There is no off-the-shelf product for trust

Data sharing requires trust. Trust does not come from purchasing a product; it is built over time through relationships. It is created by establishing clear governance policies and providing a framework for data control and security. It is established by giving citizens reassurances that their data is safe and being used for a proper governmental response.

Establishing a trusted data sharing platform takes a lot of effort, but it will end up being well worth it. The investments in time and technology will pay off. Take it from Virginia, where Chief Data Officer Carlos Rivero said:

“This expansion of FAACT unites information from sources across the Commonwealth to provide decision makers with the insight needed to respond to the novel coronavirus pandemic. Better yet, we were able to do so quickly and efficiently. Had we not previously had the technical, legal, and governance infrastructure in place through FAACT and the corresponding Commonwealth Data Trust, the expansion that took us just days to complete would have taken months. We were prepared and that preparation allowed us to best support our constituents and communities during a time when it’s needed the most.”

A success story in difficult times

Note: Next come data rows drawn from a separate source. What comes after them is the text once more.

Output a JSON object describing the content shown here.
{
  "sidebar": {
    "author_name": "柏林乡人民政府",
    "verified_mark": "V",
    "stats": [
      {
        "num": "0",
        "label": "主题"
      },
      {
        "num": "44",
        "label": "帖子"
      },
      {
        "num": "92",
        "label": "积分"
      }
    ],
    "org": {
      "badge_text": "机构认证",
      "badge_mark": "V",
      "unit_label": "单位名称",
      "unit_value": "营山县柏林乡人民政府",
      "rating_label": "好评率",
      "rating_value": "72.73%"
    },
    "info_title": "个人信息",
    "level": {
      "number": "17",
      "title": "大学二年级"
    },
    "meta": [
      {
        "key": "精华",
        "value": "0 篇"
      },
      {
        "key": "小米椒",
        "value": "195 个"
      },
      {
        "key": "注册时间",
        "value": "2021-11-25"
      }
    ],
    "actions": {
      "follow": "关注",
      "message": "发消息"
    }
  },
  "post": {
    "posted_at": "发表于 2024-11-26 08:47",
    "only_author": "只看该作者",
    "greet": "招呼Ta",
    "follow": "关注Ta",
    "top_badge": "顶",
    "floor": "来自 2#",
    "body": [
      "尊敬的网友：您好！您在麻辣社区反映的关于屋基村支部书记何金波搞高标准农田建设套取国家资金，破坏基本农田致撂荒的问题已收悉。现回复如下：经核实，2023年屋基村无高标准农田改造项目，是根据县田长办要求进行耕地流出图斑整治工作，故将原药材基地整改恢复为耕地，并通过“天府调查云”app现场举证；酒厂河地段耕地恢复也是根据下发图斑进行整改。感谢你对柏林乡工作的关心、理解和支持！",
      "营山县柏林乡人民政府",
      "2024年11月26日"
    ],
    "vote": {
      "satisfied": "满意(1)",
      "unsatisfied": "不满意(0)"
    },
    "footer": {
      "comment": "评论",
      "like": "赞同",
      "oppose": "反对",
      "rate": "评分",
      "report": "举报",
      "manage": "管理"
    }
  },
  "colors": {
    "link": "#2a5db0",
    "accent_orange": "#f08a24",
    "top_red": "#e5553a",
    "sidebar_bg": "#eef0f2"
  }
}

Over the past few months, time and again we’ve heard scientists and politicians utter the phrase “we must follow the data.” Virginia has done that successfully—now twice—and it will be prepared to do so again in the future. The state has shown the rest of the country how important a modern data sharing platform can be for multiple use cases.

Whether or not we’re ready for the next coronavirus outbreak—or any emerging crisis, for that matter—will depend on the steps we take today to be better prepared. I urge state and local governments across the country to follow Virginia’s lead if they are looking to adopt a more formalized data-driven strategy for decision making.